» **Instructions for the task**
All lines holding the string "Overview" should be copied from the data below.

» **Extracted records**
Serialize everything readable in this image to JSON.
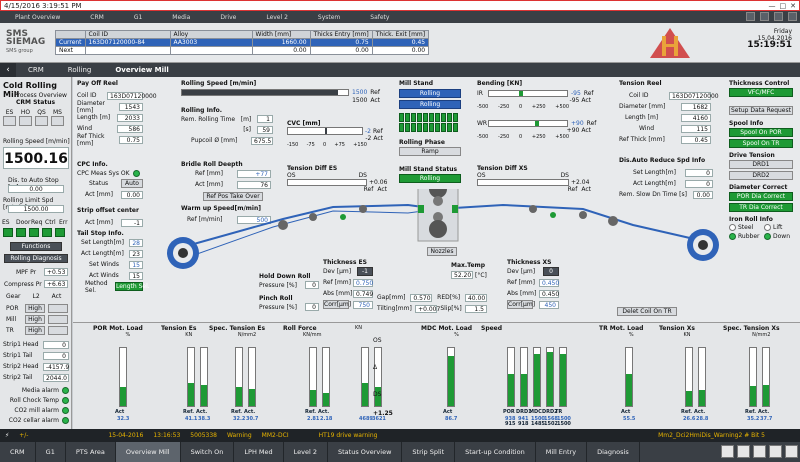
{
  "titlebar": {
    "datetime": "4/15/2016 3:19:51 PM"
  },
  "topnav": [
    "Plant Overview",
    "CRM",
    "G1",
    "Media",
    "Drive",
    "Level 2",
    "System",
    "Safety"
  ],
  "header": {
    "logo_line1": "SMS",
    "logo_line2": "SIEMAG",
    "logo_sub": "SMS group",
    "coil_table": {
      "columns": [
        "",
        "Coil ID",
        "Alloy",
        "Width [mm]",
        "Thicks Entry [mm]",
        "Thick. Exit [mm]"
      ],
      "current": [
        "Current",
        "163D07120000-84",
        "AA3003",
        "1660.00",
        "0.75",
        "0.45"
      ],
      "next": [
        "Next",
        "",
        "",
        "0.00",
        "0.00",
        "0.00"
      ]
    },
    "day": "Friday",
    "date": "15.04.2016",
    "time": "15:19:51"
  },
  "breadcrumb": [
    "CRM",
    "Rolling",
    "Overview Mill"
  ],
  "left": {
    "title": "Cold Rolling Mill",
    "subtitle": "Process Overview",
    "status_title": "CRM Status",
    "status_buttons": [
      "ES",
      "HO",
      "QS",
      "MS"
    ],
    "speed_label": "Rolling Speed [m/min]",
    "speed_value": "1500.16",
    "dist_label": "Dis. to Auto Stop [m]",
    "dist_value": "0.00",
    "limit_label": "Rolling Limit Spd [m/min]",
    "limit_value": "1500.00",
    "es_labels": [
      "ES",
      "Door",
      "Req",
      "Ctrl",
      "Err"
    ],
    "functions": "Functions",
    "diag": "Rolling Diagnosis",
    "mpf_label": "MPF Pr",
    "mpf_value": "+0.53",
    "comp_label": "Compress Pr",
    "comp_value": "+6.63",
    "gear_label": "Gear",
    "gear_l2": "L2",
    "gear_act": "Act",
    "gear_rows": [
      {
        "name": "POR",
        "v": "High"
      },
      {
        "name": "Mill",
        "v": "High"
      },
      {
        "name": "TR",
        "v": "High"
      }
    ],
    "strip": [
      {
        "name": "Strip1 Head",
        "v": "0"
      },
      {
        "name": "Strip1 Tail",
        "v": "0"
      },
      {
        "name": "Strip2 Head",
        "v": "-4157.9"
      },
      {
        "name": "Strip2 Tail",
        "v": "2044.0"
      }
    ],
    "alarms": [
      "Media alarm",
      "Roll Chock Temp",
      "CO2 mill alarm",
      "CO2 cellar alarm"
    ]
  },
  "payoff": {
    "title": "Pay Off Reel",
    "rows": [
      {
        "k": "Coil ID",
        "v": "163D07120000"
      },
      {
        "k": "Diameter [mm]",
        "v": "1543"
      },
      {
        "k": "Length [m]",
        "v": "2033"
      },
      {
        "k": "Wind",
        "v": "586"
      },
      {
        "k": "Ref Thick [mm]",
        "v": "0.75"
      }
    ]
  },
  "cpc": {
    "title": "CPC Info.",
    "meas": "CPC Meas Sys OK",
    "status_label": "Status",
    "status_value": "Auto",
    "act_label": "Act [mm]",
    "act_value": "0.00"
  },
  "offset": {
    "title": "Strip offset center",
    "act_label": "Act [mm]",
    "act_value": "-1"
  },
  "tailstop": {
    "title": "Tail Stop Info.",
    "rows": [
      {
        "k": "Set Length[m]",
        "v": "28"
      },
      {
        "k": "Act Length[m]",
        "v": "23"
      },
      {
        "k": "Set Winds",
        "v": "15"
      },
      {
        "k": "Act Winds",
        "v": "15"
      }
    ],
    "method_label": "Method Sel.",
    "method_value": "Length Sel."
  },
  "rolling_speed": {
    "title": "Rolling Speed [m/min]",
    "value": "1500",
    "ref": "1500",
    "ref_label": "Ref",
    "act_label": "Act",
    "fill": 0.94
  },
  "rolling_info": {
    "title": "Rolling Info.",
    "remtime_label": "Rem. Rolling Time",
    "unit_m": "[m]",
    "unit_s": "[s]",
    "remtime_value": "1",
    "s_value": "59",
    "pupcoil_label": "Pupcoil Ø [mm]",
    "pupcoil_value": "675.5"
  },
  "bridle": {
    "title": "Bridle Roll Deepth",
    "ref_label": "Ref [mm]",
    "ref_value": "+77",
    "act_label": "Act [mm]",
    "act_value": "76",
    "btn": "Ref Pos Take Over"
  },
  "warmup": {
    "title": "Warm up Speed[m/min]",
    "ref_label": "Ref [m/min]",
    "ref_value": "500"
  },
  "cvc": {
    "title": "CVC [mm]",
    "v1": "-2",
    "v2": "-2",
    "ref": "Ref",
    "act": "Act",
    "ticks": [
      "-150",
      "-75",
      "0",
      "+75",
      "+150"
    ]
  },
  "tension_diff_es": {
    "title": "Tension Diff ES",
    "os": "OS",
    "ds": "DS",
    "value": "+0.06",
    "ref": "Ref",
    "act": "Act"
  },
  "mill_stand": {
    "title": "Mill Stand",
    "mode": "Rolling",
    "btn": "Rolling",
    "phase_title": "Rolling Phase",
    "phase_value": "Ramp",
    "status_title": "Mill Stand Status",
    "status_value": "Rolling"
  },
  "bending": {
    "title": "Bending [KN]",
    "ir": "IR",
    "wr": "WR",
    "ir_v1": "-95",
    "ir_v2": "-95",
    "wr_v1": "+90",
    "wr_v2": "+90",
    "ticks": [
      "-500",
      "-250",
      "0",
      "+250",
      "+500"
    ],
    "ref": "Ref",
    "act": "Act"
  },
  "tension_diff_xs": {
    "title": "Tension Diff XS",
    "os": "OS",
    "ds": "DS",
    "value": "+2.04",
    "ref": "Ref",
    "act": "Act"
  },
  "tension_reel": {
    "title": "Tension Reel",
    "rows": [
      {
        "k": "Coil ID",
        "v": "163D07120000"
      },
      {
        "k": "Diameter [mm]",
        "v": "1682"
      },
      {
        "k": "Length [m]",
        "v": "4160"
      },
      {
        "k": "Wind",
        "v": "115"
      },
      {
        "k": "Ref Thick [mm]",
        "v": "0.45"
      }
    ]
  },
  "auto_reduce": {
    "title": "Dis.Auto Reduce Spd Info",
    "set_label": "Set Length[m]",
    "set_value": "0",
    "act_label": "Act Length[m]",
    "act_value": "0",
    "rem_label": "Rem. Slow Dn Time [s]",
    "rem_value": "0.00"
  },
  "thickness_control": {
    "title": "Thickness Control",
    "value": "VFC/MFC",
    "setup": "Setup Data Request"
  },
  "spool": {
    "title": "Spool Info",
    "b1": "Spool On POR",
    "b2": "Spool On TR"
  },
  "drive_tension": {
    "title": "Drive Tension",
    "d1": "DRD1",
    "d2": "DRD2"
  },
  "diameter_correct": {
    "title": "Diameter Correct",
    "b1": "POR Dia Correct",
    "b2": "TR Dia Correct"
  },
  "iron_roll": {
    "title": "Iron Roll Info",
    "steel": "Steel",
    "lift": "Lift",
    "rubber": "Rubber",
    "down": "Down"
  },
  "hold_down": {
    "title": "Hold Down Roll",
    "pressure_label": "Pressure [%]",
    "pressure_value": "0"
  },
  "pinch": {
    "title": "Pinch Roll",
    "pressure_label": "Pressure [%]",
    "pressure_value": "0"
  },
  "thickness_es": {
    "title": "Thickness ES",
    "dev_label": "Dev [µm]",
    "dev_value": "-1",
    "ref_label": "Ref [mm]",
    "ref_value": "0.750",
    "abs_label": "Abs [mm]",
    "abs_value": "0.749",
    "corr_label": "Corr[µm]",
    "corr_value": "750"
  },
  "gap": {
    "gap_label": "Gap[mm]",
    "gap_value": "0.570",
    "tilt_label": "Tilting[mm]",
    "tilt_value": "+0.007",
    "red_label": "RED[%]",
    "red_value": "40.00",
    "slip_label": "Slip[%]",
    "slip_value": "1.5"
  },
  "nozzles": "Nozzles",
  "maxtemp": {
    "title": "Max.Temp",
    "value": "52.20",
    "unit": "[°C]"
  },
  "thickness_xs": {
    "title": "Thickness XS",
    "dev_label": "Dev [µm]",
    "dev_value": "0",
    "ref_label": "Ref [mm]",
    "ref_value": "0.450",
    "abs_label": "Abs [mm]",
    "abs_value": "0.450",
    "corr_label": "Corr[µm]",
    "corr_value": "450"
  },
  "delet_coil": "Delet Coil On TR",
  "gauges": [
    {
      "title": "POR Mot. Load",
      "unit": "%",
      "bars": [
        {
          "label": "Act",
          "value": "32.3",
          "fill": 0.32
        }
      ]
    },
    {
      "title": "Tension Es",
      "unit": "KN",
      "bars": [
        {
          "label": "Ref.",
          "value": "41.1",
          "fill": 0.4
        },
        {
          "label": "Act.",
          "value": "38.3",
          "fill": 0.37
        }
      ]
    },
    {
      "title": "Spec. Tension Es",
      "unit": "N/mm2",
      "bars": [
        {
          "label": "Ref.",
          "value": "32.2",
          "fill": 0.32
        },
        {
          "label": "Act.",
          "value": "30.7",
          "fill": 0.3
        }
      ]
    },
    {
      "title": "Roll Force",
      "unit": "KN/mm",
      "bars": [
        {
          "label": "Ref.",
          "value": "2.81",
          "fill": 0.28
        },
        {
          "label": "Act.",
          "value": "2.18",
          "fill": 0.22
        }
      ]
    },
    {
      "title": "",
      "unit": "KN",
      "bars": [
        {
          "label": "",
          "value": "4689",
          "fill": 0.4
        },
        {
          "label": "",
          "value": "3621",
          "fill": 0.32
        }
      ]
    },
    {
      "title": "MDC Mot. Load",
      "unit": "%",
      "bars": [
        {
          "label": "Act",
          "value": "86.7",
          "fill": 0.86
        }
      ]
    },
    {
      "title": "Speed",
      "unit": "",
      "bars": [
        {
          "label": "POR",
          "value": "938",
          "fill": 0.55
        },
        {
          "label": "DRD1",
          "value": "941",
          "fill": 0.55
        },
        {
          "label": "MDC",
          "value": "1500",
          "fill": 0.9
        },
        {
          "label": "DRD2",
          "value": "1568",
          "fill": 0.93
        },
        {
          "label": "TR",
          "value": "1500",
          "fill": 0.9
        }
      ]
    },
    {
      "title": "TR Mot. Load",
      "unit": "%",
      "bars": [
        {
          "label": "Act",
          "value": "55.5",
          "fill": 0.55
        }
      ]
    },
    {
      "title": "Tension Xs",
      "unit": "KN",
      "bars": [
        {
          "label": "Ref.",
          "value": "26.6",
          "fill": 0.26
        },
        {
          "label": "Act.",
          "value": "28.8",
          "fill": 0.28
        }
      ]
    },
    {
      "title": "Spec. Tension Xs",
      "unit": "N/mm2",
      "bars": [
        {
          "label": "Ref.",
          "value": "35.2",
          "fill": 0.35
        },
        {
          "label": "Act.",
          "value": "37.7",
          "fill": 0.37
        }
      ]
    }
  ],
  "roll_force_extra": {
    "os": "OS",
    "delta": "Δ",
    "ds": "DS",
    "act_value": "+1.25"
  },
  "speed_ref_values": [
    "915",
    "918",
    "1485",
    "1502",
    "1500"
  ],
  "alarm_bar": {
    "flag": "+/-",
    "date": "15-04-2016",
    "time": "13:16:53",
    "id": "5005338",
    "type": "Warning",
    "source": "MM2-DCI",
    "text": "HT19 drive warning",
    "extra": "Mm2_Dci2HmiDis_Warning2 # Bit 5"
  },
  "botnav": [
    "CRM",
    "G1",
    "PTS Area",
    "Overview Mill",
    "Switch On",
    "LPH Med",
    "Level 2",
    "Status Overview",
    "Strip Split",
    "Start-up Condition",
    "Mill Entry",
    "Diagnosis"
  ]
}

» **Output below**
    "Plant Overview",
    "Overview Mill"
    "subtitle": "Process Overview",
    "Overview Mill",
    "Status Overview",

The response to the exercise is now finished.